Look for the line with "What data populates" in the data below, then reproduce word for word that line and every line after it. Leave out all pictures and add nothing.
==============================
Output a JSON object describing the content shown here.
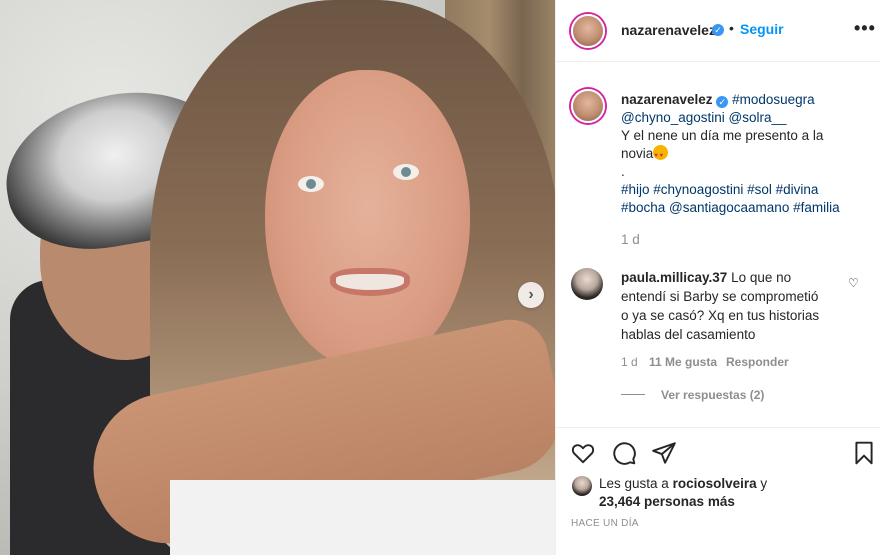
{
  "post": {
    "username": "nazarenavelez",
    "follow_label": "Seguir",
    "separator": "•",
    "more_label": "•••"
  },
  "caption": {
    "username": "nazarenavelez",
    "line1_tag": "#modosuegra",
    "line2": "@chyno_agostini @solra__",
    "line3": "Y el nene un día me presento a la",
    "line4": "novia",
    "line5": ".",
    "line6": "#hijo #chynoagostini #sol #divina",
    "line7": "#bocha @santiagocaamano #familia",
    "time": "1 d"
  },
  "comment": {
    "username": "paula.millicay.37",
    "line1_text": "Lo que no",
    "line2": "entendí si Barby se comprometió",
    "line3": "o ya se casó? Xq en tus historias",
    "line4": "hablas del casamiento",
    "time": "1 d",
    "likes": "11 Me gusta",
    "reply_label": "Responder",
    "view_replies": "Ver respuestas (2)"
  },
  "likes": {
    "prefix": "Les gusta a",
    "user": "rociosolveira",
    "suffix": "y",
    "count_line": "23,464 personas más"
  },
  "timestamp": "HACE UN DÍA",
  "icons": {
    "verified": "verified-badge-icon",
    "heart": "heart-icon",
    "comment": "comment-icon",
    "share": "share-icon",
    "save": "bookmark-icon",
    "next": "chevron-right-icon"
  },
  "colors": {
    "accent": "#0095f6",
    "verified": "#3897f0",
    "muted": "#8e8e8e",
    "link": "#00376b"
  }
}
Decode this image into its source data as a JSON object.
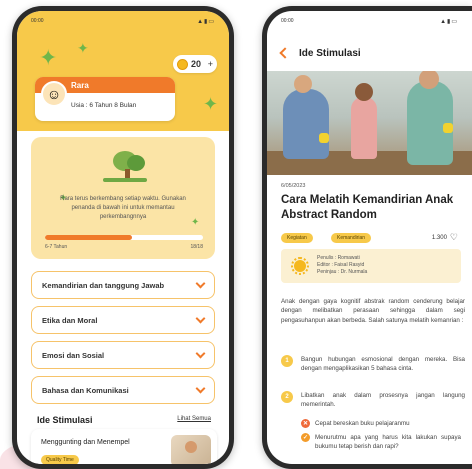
{
  "colors": {
    "accent": "#f07a2a",
    "yellow": "#f7c94a",
    "cream": "#fbe4a6",
    "leaf": "#6fb64a"
  },
  "left_screen": {
    "status_time": "00:00",
    "status_icons": "▲▮▭",
    "coins": {
      "value": "20",
      "plus": "+"
    },
    "profile": {
      "name": "Rara",
      "age": "Usia : 6 Tahun 8 Bulan",
      "avatar_icon": "girl-avatar-icon"
    },
    "progress": {
      "text": "Rara terus berkembang setiap waktu. Gunakan penanda di bawah ini untuk memantau perkembangnnya",
      "fraction": 0.55,
      "range_start": "6-7 Tahun",
      "range_end": "18/18"
    },
    "categories": [
      {
        "label": "Kemandirian dan tanggung Jawab"
      },
      {
        "label": "Etika dan Moral"
      },
      {
        "label": "Emosi dan Sosial"
      },
      {
        "label": "Bahasa dan Komunikasi"
      }
    ],
    "section_title": "Ide Stimulasi",
    "see_all": "Lihat Semua",
    "stimulus_card": {
      "title": "Menggunting dan Menempel",
      "tag": "Quality Time"
    }
  },
  "right_screen": {
    "status_time": "00:00",
    "status_icons": "▲▮▭",
    "header_title": "Ide Stimulasi",
    "date": "6/05/2023",
    "article_title": "Cara Melatih Kemandirian Anak Abstract Random",
    "tags": [
      "Kegiatan",
      "Kemandirian"
    ],
    "likes": "1.300",
    "credits": [
      "Penulis : Romawati",
      "Editor : Faisal Rasyid",
      "Peninjau : Dr. Nurmala"
    ],
    "body": "Anak dengan gaya kognitif abstrak random cenderung belajar dengan melibatkan perasaan sehingga dalam segi pengasuhanpun akan berbeda. Salah satunya melatih kemanrian :",
    "items": [
      {
        "number": "1",
        "text": "Bangun hubungan esmosional dengan mereka. Bisa dengan mengaplikasikan 5 bahasa cinta."
      },
      {
        "number": "2",
        "text": "Libatkan anak dalam prosesnya jangan langung memerintah."
      }
    ],
    "bullets": [
      {
        "type": "x",
        "icon": "cross-icon",
        "text": "Cepat bereskan buku pelajaranmu"
      },
      {
        "type": "ok",
        "icon": "check-icon",
        "text": "Menurutmu apa yang harus kita lakukan supaya bukumu tetap berish dan rapi?"
      }
    ]
  }
}
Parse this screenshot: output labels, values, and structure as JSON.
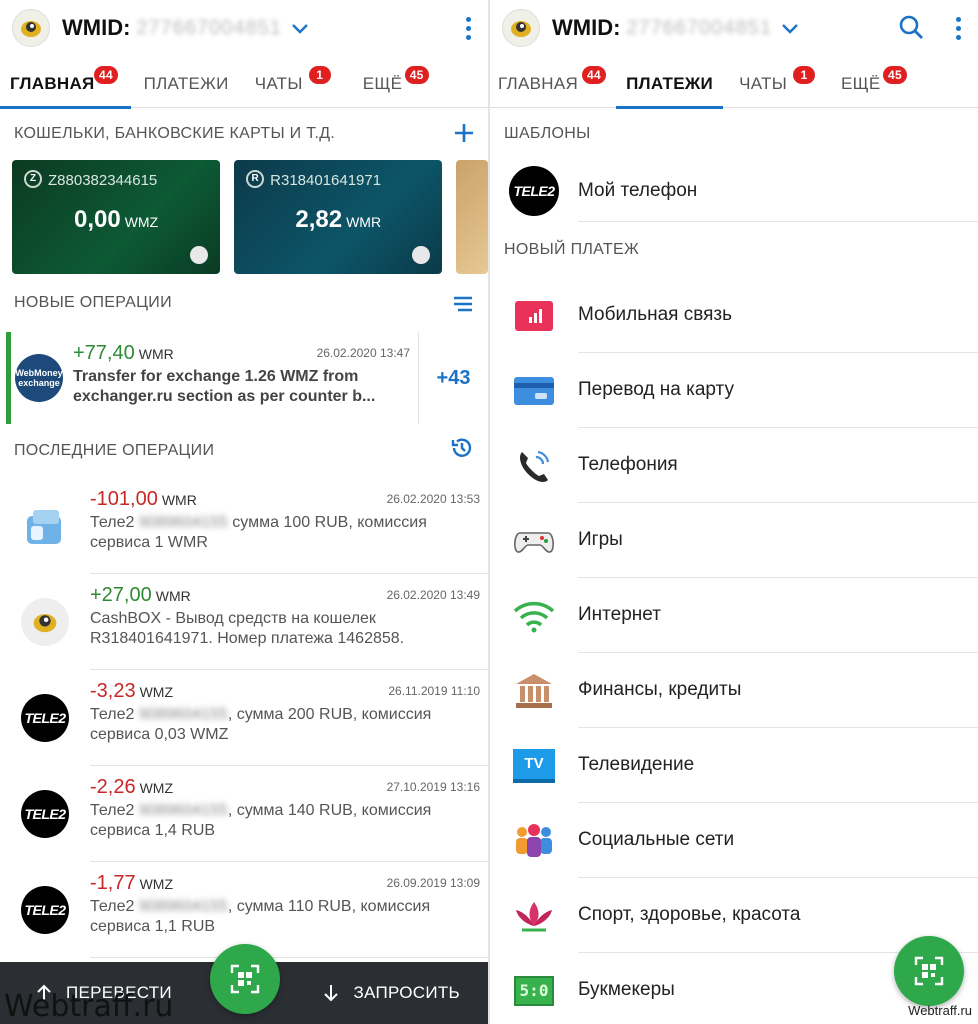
{
  "left": {
    "header": {
      "wmid_label": "WMID:",
      "wmid_value": "277667004851"
    },
    "tabs": [
      {
        "label": "ГЛАВНАЯ",
        "badge": "44"
      },
      {
        "label": "ПЛАТЕЖИ",
        "badge": ""
      },
      {
        "label": "ЧАТЫ",
        "badge": "1"
      },
      {
        "label": "ЕЩЁ",
        "badge": "45"
      }
    ],
    "wallets_title": "КОШЕЛЬКИ, БАНКОВСКИЕ КАРТЫ И Т.Д.",
    "cards": [
      {
        "number": "Z880382344615",
        "amount": "0,00",
        "currency": "WMZ"
      },
      {
        "number": "R318401641971",
        "amount": "2,82",
        "currency": "WMR"
      }
    ],
    "new_ops_title": "НОВЫЕ ОПЕРАЦИИ",
    "new_op": {
      "amount": "+77,40",
      "currency": "WMR",
      "date": "26.02.2020 13:47",
      "desc": "Transfer for exchange 1.26 WMZ from exchanger.ru section as per counter b...",
      "more": "+43",
      "logo_text": "WebMoney",
      "logo_sub": "exchange"
    },
    "last_ops_title": "ПОСЛЕДНИЕ ОПЕРАЦИИ",
    "ops": [
      {
        "amount": "-101,00",
        "currency": "WMR",
        "date": "26.02.2020 13:53",
        "pre": "Теле2",
        "hidden": "9089604155",
        "post": "сумма 100 RUB, комиссия сервиса 1 WMR"
      },
      {
        "amount": "+27,00",
        "currency": "WMR",
        "date": "26.02.2020 13:49",
        "pre": "CashBOX - Вывод средств на кошелек R318401641971. Номер платежа 1462858.",
        "hidden": "",
        "post": ""
      },
      {
        "amount": "-3,23",
        "currency": "WMZ",
        "date": "26.11.2019 11:10",
        "pre": "Теле2",
        "hidden": "9089604155",
        "post": ", сумма 200 RUB, комиссия сервиса 0,03 WMZ"
      },
      {
        "amount": "-2,26",
        "currency": "WMZ",
        "date": "27.10.2019 13:16",
        "pre": "Теле2",
        "hidden": "9089604155",
        "post": ", сумма 140 RUB, комиссия сервиса 1,4 RUB"
      },
      {
        "amount": "-1,77",
        "currency": "WMZ",
        "date": "26.09.2019 13:09",
        "pre": "Теле2",
        "hidden": "9089604155",
        "post": ", сумма 110 RUB, комиссия сервиса 1,1 RUB"
      }
    ],
    "tele2_logo": "TELE2",
    "bottom": {
      "transfer": "ПЕРЕВЕСТИ",
      "request": "ЗАПРОСИТЬ"
    },
    "watermark": "Webtraff.ru"
  },
  "right": {
    "header": {
      "wmid_label": "WMID:",
      "wmid_value": "277667004851"
    },
    "tabs": [
      {
        "label": "ГЛАВНАЯ",
        "badge": "44"
      },
      {
        "label": "ПЛАТЕЖИ",
        "badge": ""
      },
      {
        "label": "ЧАТЫ",
        "badge": "1"
      },
      {
        "label": "ЕЩЁ",
        "badge": "45"
      }
    ],
    "templates_title": "ШАБЛОНЫ",
    "template": {
      "label": "Мой телефон",
      "logo": "TELE2"
    },
    "new_payment_title": "НОВЫЙ ПЛАТЕЖ",
    "categories": [
      {
        "label": "Мобильная связь",
        "icon": "mobile-icon"
      },
      {
        "label": "Перевод на карту",
        "icon": "card-icon"
      },
      {
        "label": "Телефония",
        "icon": "phone-icon"
      },
      {
        "label": "Игры",
        "icon": "gamepad-icon"
      },
      {
        "label": "Интернет",
        "icon": "wifi-icon"
      },
      {
        "label": "Финансы, кредиты",
        "icon": "bank-icon"
      },
      {
        "label": "Телевидение",
        "icon": "tv-icon"
      },
      {
        "label": "Социальные сети",
        "icon": "people-icon"
      },
      {
        "label": "Спорт, здоровье, красота",
        "icon": "lotus-icon"
      },
      {
        "label": "Букмекеры",
        "icon": "scoreboard-icon"
      }
    ],
    "tv_text": "TV",
    "score_text": "5:0",
    "watermark": "Webtraff.ru"
  },
  "colors": {
    "accent": "#1a73c8",
    "badge": "#e02020",
    "positive": "#2e8b35",
    "negative": "#c62828",
    "fab": "#2ea84a"
  }
}
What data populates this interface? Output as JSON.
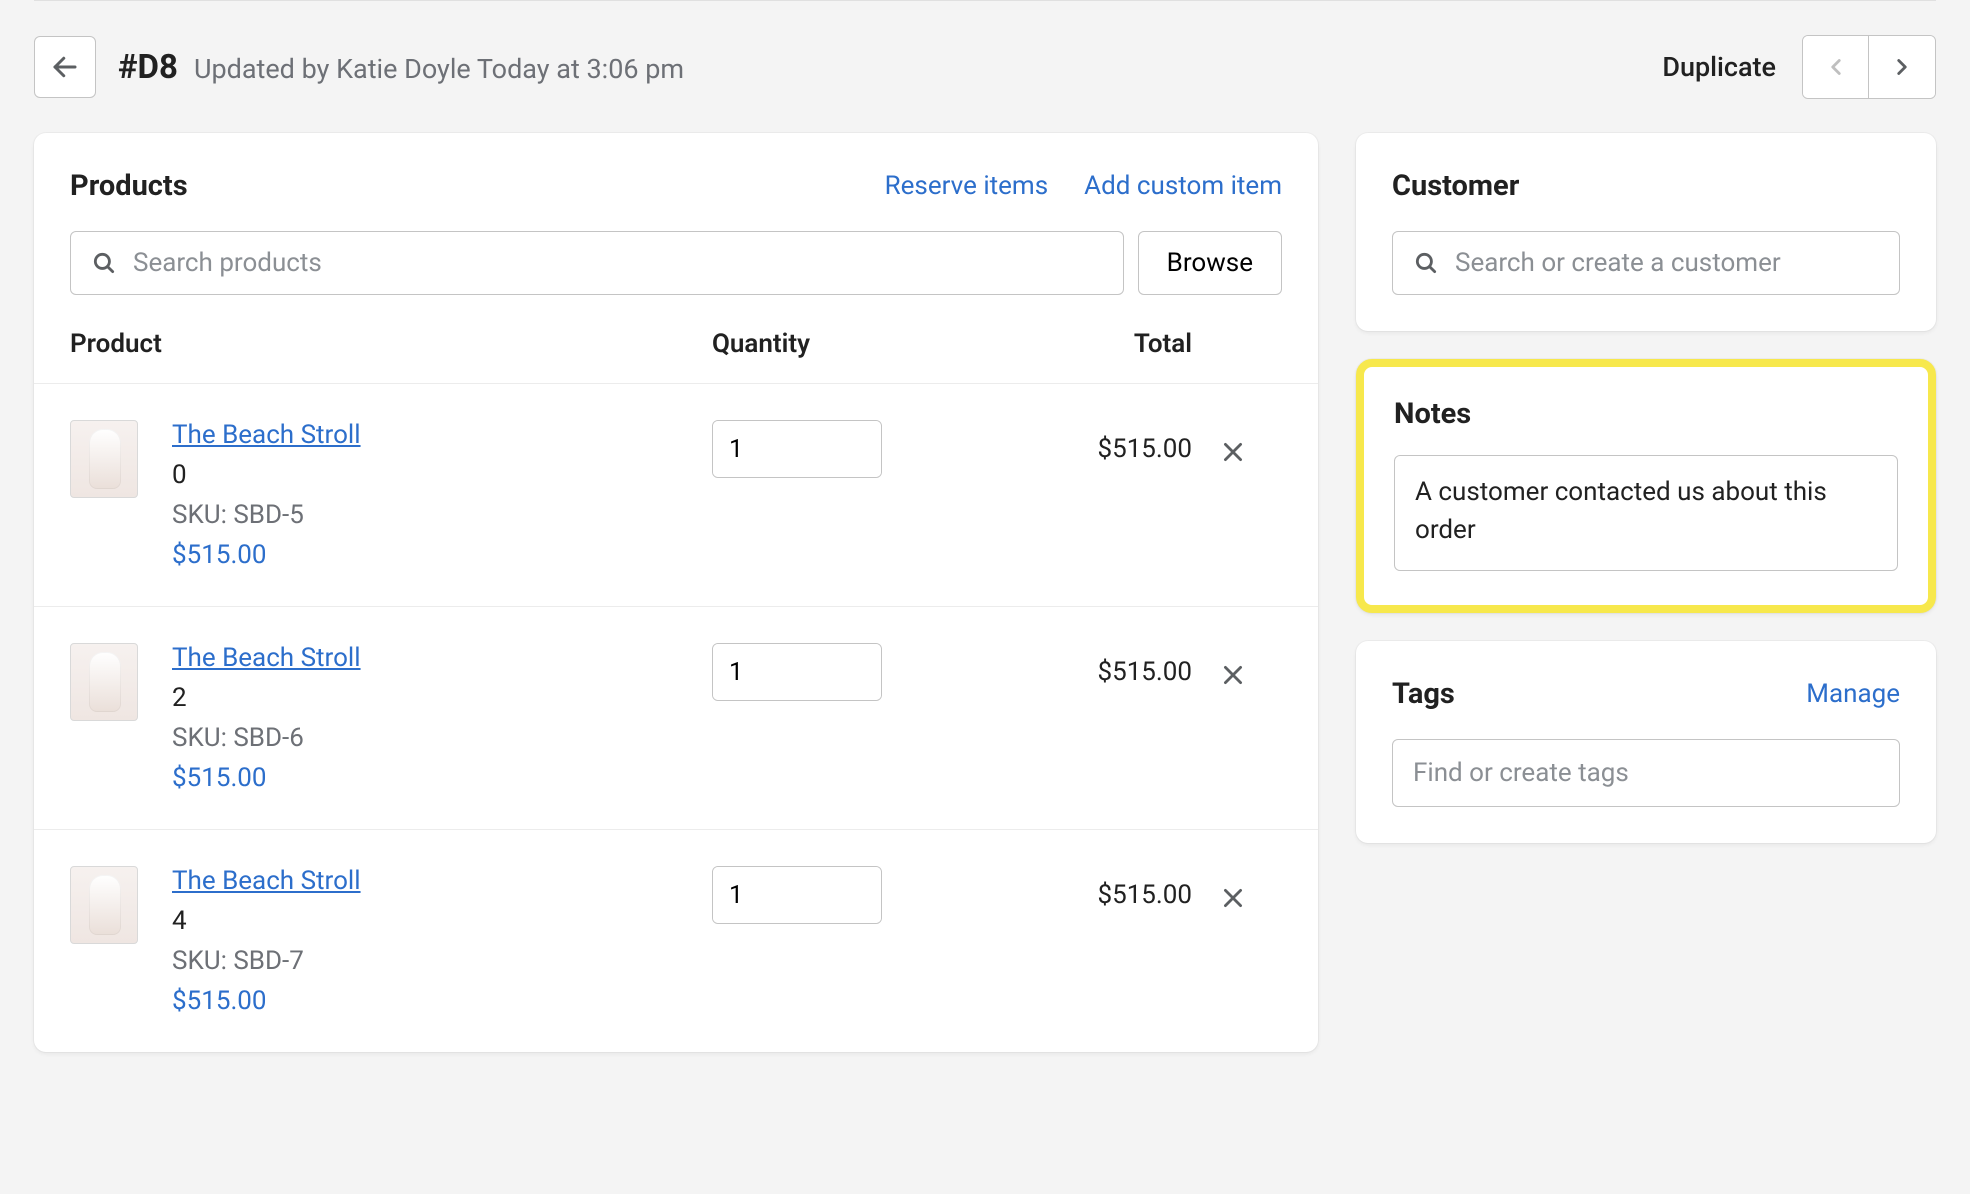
{
  "header": {
    "title": "#D8",
    "meta": "Updated by Katie Doyle Today at 3:06 pm",
    "duplicate_label": "Duplicate"
  },
  "products": {
    "title": "Products",
    "reserve_label": "Reserve items",
    "add_custom_label": "Add custom item",
    "search_placeholder": "Search products",
    "browse_label": "Browse",
    "columns": {
      "product": "Product",
      "quantity": "Quantity",
      "total": "Total"
    },
    "items": [
      {
        "name": "The Beach Stroll",
        "variant": "0",
        "sku": "SKU: SBD-5",
        "price": "$515.00",
        "quantity": "1",
        "total": "$515.00"
      },
      {
        "name": "The Beach Stroll",
        "variant": "2",
        "sku": "SKU: SBD-6",
        "price": "$515.00",
        "quantity": "1",
        "total": "$515.00"
      },
      {
        "name": "The Beach Stroll",
        "variant": "4",
        "sku": "SKU: SBD-7",
        "price": "$515.00",
        "quantity": "1",
        "total": "$515.00"
      }
    ]
  },
  "customer": {
    "title": "Customer",
    "search_placeholder": "Search or create a customer"
  },
  "notes": {
    "title": "Notes",
    "value": "A customer contacted us about this order"
  },
  "tags": {
    "title": "Tags",
    "manage_label": "Manage",
    "placeholder": "Find or create tags"
  }
}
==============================
### ANSWER SPACE
What data populates this interface? Output as JSON.
{
  "header": {
    "title": "#D8",
    "meta": "Updated by Katie Doyle Today at 3:06 pm",
    "duplicate_label": "Duplicate"
  },
  "products": {
    "title": "Products",
    "reserve_label": "Reserve items",
    "add_custom_label": "Add custom item",
    "search_placeholder": "Search products",
    "browse_label": "Browse",
    "columns": {
      "product": "Product",
      "quantity": "Quantity",
      "total": "Total"
    },
    "items": [
      {
        "name": "The Beach Stroll",
        "variant": "0",
        "sku": "SKU: SBD-5",
        "price": "$515.00",
        "quantity": "1",
        "total": "$515.00"
      },
      {
        "name": "The Beach Stroll",
        "variant": "2",
        "sku": "SKU: SBD-6",
        "price": "$515.00",
        "quantity": "1",
        "total": "$515.00"
      },
      {
        "name": "The Beach Stroll",
        "variant": "4",
        "sku": "SKU: SBD-7",
        "price": "$515.00",
        "quantity": "1",
        "total": "$515.00"
      }
    ]
  },
  "customer": {
    "title": "Customer",
    "search_placeholder": "Search or create a customer"
  },
  "notes": {
    "title": "Notes",
    "value": "A customer contacted us about this order"
  },
  "tags": {
    "title": "Tags",
    "manage_label": "Manage",
    "placeholder": "Find or create tags"
  }
}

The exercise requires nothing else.